In my view the State and its Agencies must perform in an exemplary fashion if we are to progress. A good example is worth a thousand words.
At page 22 of the 2010-2011 budget statement, the Minister of Finance said –
…Mr. Speaker, no coherent, co-ordinated planning or strategy for state enterprises exists. As a result we have begun to rationalise the state enterprises, including the special purpose companies, which will incorporate a new accountability system that goes beyond the presently operating company ordinances. It is these loopholes in public accountability that resulted in the UdeCOTT scandal. This must never again happen in Trinidad and Tobago…
The Ministry of Finance has now published a new State Enterprises Performance Monitoring Manual 2011, it is over three times longer than the previous edition, so it will be something to consider in weeks to come.
Healing our capital’s Heritage buildings

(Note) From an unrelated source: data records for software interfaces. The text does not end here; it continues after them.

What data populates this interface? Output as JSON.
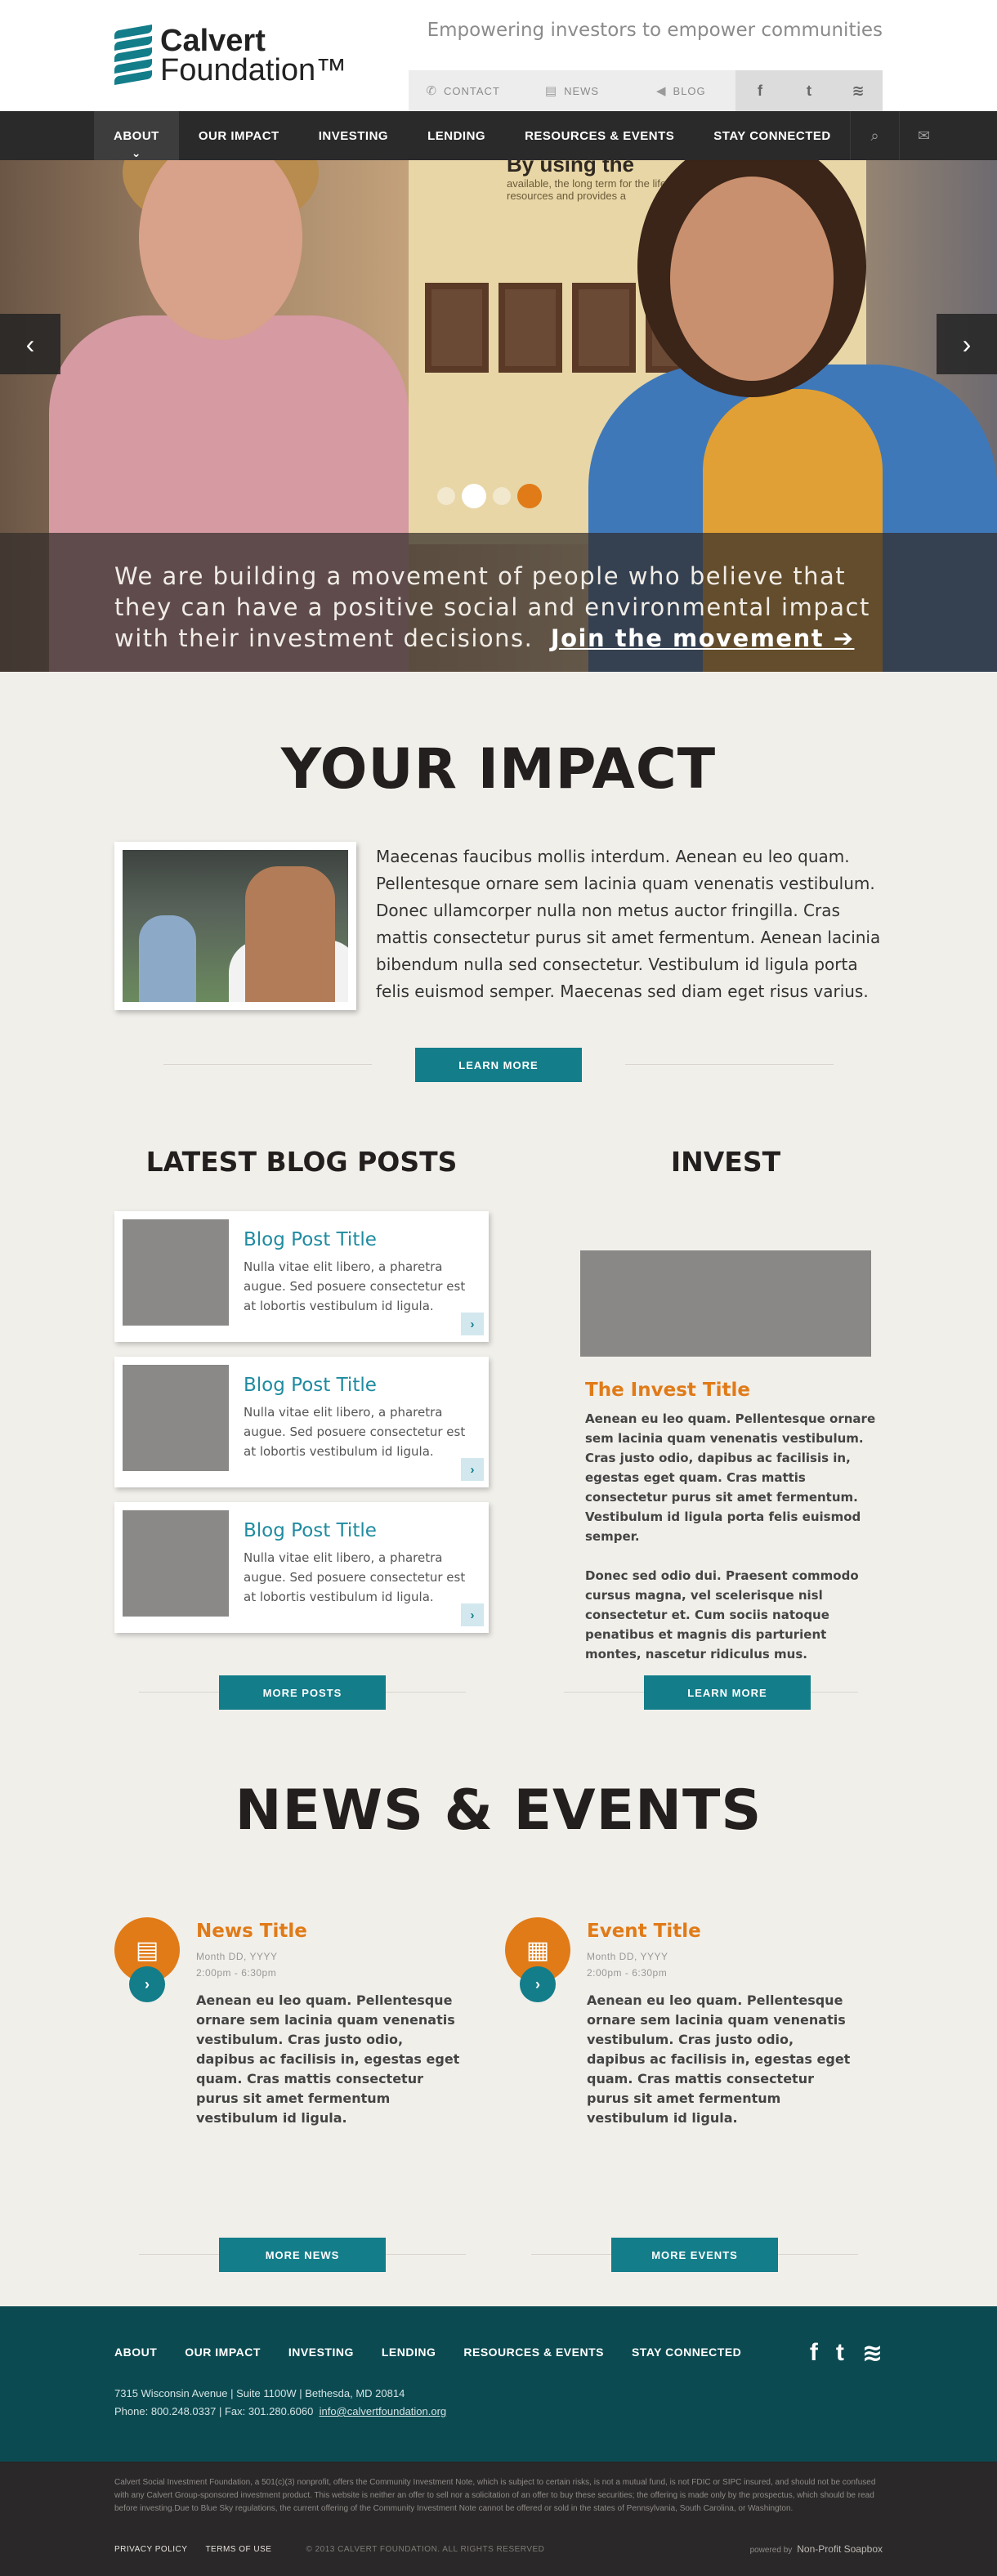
{
  "header": {
    "logo_line1": "Calvert",
    "logo_line2": "Foundation™",
    "tagline": "Empowering investors to empower communities",
    "utility_links": [
      {
        "icon": "phone-icon",
        "label": "CONTACT"
      },
      {
        "icon": "newspaper-icon",
        "label": "NEWS"
      },
      {
        "icon": "megaphone-icon",
        "label": "BLOG"
      }
    ],
    "social": [
      {
        "icon": "facebook-icon",
        "glyph": "f"
      },
      {
        "icon": "twitter-icon",
        "glyph": "t"
      },
      {
        "icon": "rss-icon",
        "glyph": "≋"
      }
    ]
  },
  "nav": {
    "items": [
      "ABOUT",
      "OUR IMPACT",
      "INVESTING",
      "LENDING",
      "RESOURCES & EVENTS",
      "STAY CONNECTED"
    ],
    "active": "ABOUT"
  },
  "hero": {
    "sign_heading": "By using the",
    "sign_text": "available, the long term for the life of your home resources and provides a",
    "caption": "We are building a movement of people who believe that they can have a positive social and environmental impact with their investment decisions.",
    "cta": "Join the movement ➔"
  },
  "impact": {
    "title": "YOUR IMPACT",
    "text": "Maecenas faucibus mollis interdum. Aenean eu leo quam. Pellentesque ornare sem lacinia quam venenatis vestibulum. Donec ullamcorper nulla non metus auctor fringilla. Cras mattis consectetur purus sit amet fermentum. Aenean lacinia bibendum nulla sed consectetur. Vestibulum id ligula porta felis euismod semper. Maecenas sed diam eget risus varius.",
    "button": "LEARN MORE"
  },
  "blog": {
    "title": "LATEST BLOG POSTS",
    "posts": [
      {
        "title": "Blog Post Title",
        "excerpt": "Nulla vitae elit libero, a pharetra augue. Sed posuere consectetur est at lobortis vestibulum id ligula."
      },
      {
        "title": "Blog Post Title",
        "excerpt": "Nulla vitae elit libero, a pharetra augue. Sed posuere consectetur est at lobortis vestibulum id ligula."
      },
      {
        "title": "Blog Post Title",
        "excerpt": "Nulla vitae elit libero, a pharetra augue. Sed posuere consectetur est at lobortis vestibulum id ligula."
      }
    ],
    "button": "MORE POSTS"
  },
  "invest": {
    "title": "INVEST",
    "item_title": "The Invest Title",
    "para1": "Aenean eu leo quam. Pellentesque ornare sem lacinia quam venenatis vestibulum. Cras justo odio, dapibus ac facilisis in, egestas eget quam. Cras mattis consectetur purus sit amet fermentum. Vestibulum id ligula porta felis euismod semper.",
    "para2": "Donec sed odio dui. Praesent commodo cursus magna, vel scelerisque nisl consectetur et. Cum sociis natoque penatibus et magnis dis parturient montes, nascetur ridiculus mus.",
    "button": "LEARN MORE"
  },
  "news_events": {
    "title": "NEWS & EVENTS",
    "news": {
      "title": "News Title",
      "date": "Month DD, YYYY",
      "time": "2:00pm - 6:30pm",
      "text": "Aenean eu leo quam. Pellentesque ornare sem lacinia quam venenatis vestibulum. Cras justo odio, dapibus ac facilisis in, egestas eget quam. Cras mattis consectetur purus sit amet fermentum vestibulum id ligula.",
      "button": "MORE NEWS"
    },
    "event": {
      "title": "Event Title",
      "date": "Month DD, YYYY",
      "time": "2:00pm - 6:30pm",
      "text": "Aenean eu leo quam. Pellentesque ornare sem lacinia quam venenatis vestibulum. Cras justo odio, dapibus ac facilisis in, egestas eget quam. Cras mattis consectetur purus sit amet fermentum vestibulum id ligula.",
      "button": "MORE EVENTS"
    }
  },
  "footer": {
    "nav": [
      "ABOUT",
      "OUR IMPACT",
      "INVESTING",
      "LENDING",
      "RESOURCES & EVENTS",
      "STAY CONNECTED"
    ],
    "address": "7315 Wisconsin Avenue  |  Suite 1100W  |  Bethesda, MD 20814",
    "phone": "Phone: 800.248.0337  |  Fax: 301.280.6060",
    "email": "info@calvertfoundation.org",
    "legal": "Calvert Social Investment Foundation, a 501(c)(3) nonprofit, offers the Community Investment Note, which is subject to certain risks, is not a mutual fund, is not FDIC or SIPC insured, and should not be confused with any Calvert Group-sponsored investment product. This website is neither an offer to sell nor a solicitation of an offer to buy these securities; the offering is made only by the prospectus, which should be read before investing.Due to Blue Sky regulations, the current offering of the Community Investment Note cannot be offered or sold in the states of Pennsylvania, South Carolina, or Washington.",
    "privacy": "PRIVACY POLICY",
    "terms": "TERMS OF USE",
    "copyright": "© 2013 CALVERT FOUNDATION. ALL RIGHTS RESERVED",
    "powered_by": "powered by",
    "powered_name": "Non-Profit Soapbox"
  },
  "colors": {
    "teal": "#137d8a",
    "orange": "#e07b18",
    "footer": "#0b4a51",
    "nav": "#2b2a2a"
  }
}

I had intended to write on the Heritage Buildings in our capital for some time, but the UDeCOTT scandal and other public concerns kept me occupied. The recent shocking collapse of a major part of President’s House eventually acted as a trigger for this article. As I said at the time, that was a shame and a natural result of seriously misplaced priorities.
“The failure to repair or maintain so many essential buildings is a tragic symbol of our disdain for history and the simple sense of proper maintenance.”
Preparing for the worst – Some implications of a major earthquake on Trinidad & Tobago
We have all looked on in horror at the scenes of destruction and human suffering, experienced by our Caribbean neighbours in Haiti as a result of the strong earthquake on 12th January. Coming after the horror and attempts to assist, my mind shifted to the possibility of such a disaster in our country. That prompted me to attend the seminar organized by the Association of Professional Engineers of T&T (APETT) and the T&T Contractors’ Association (TTCA) at Crowne Plaza on Wednesday 3rd February. The seminar was excellent and such was the content that this week I am setting aside the other important matters with which I have been dealing.
The Structural situation
We heard several presentations from engineers and the President of the TTCA which set out the structural situation. Some of the main points emerging there were that we are at significant risk because –
- “An approved national building code does not exist at this time, designers use building codes with which they are familiar,” Darryl Thomson, a standards officer at the Trinidad and Tobago Bureau of Standards (TTBS), said during his presentation.
- “I would think generally we are not (prepared) and we need to seriously look at what we are doing and change the way we do business where the built environment is concerned,” President of TTCA, Mikey Joseph said…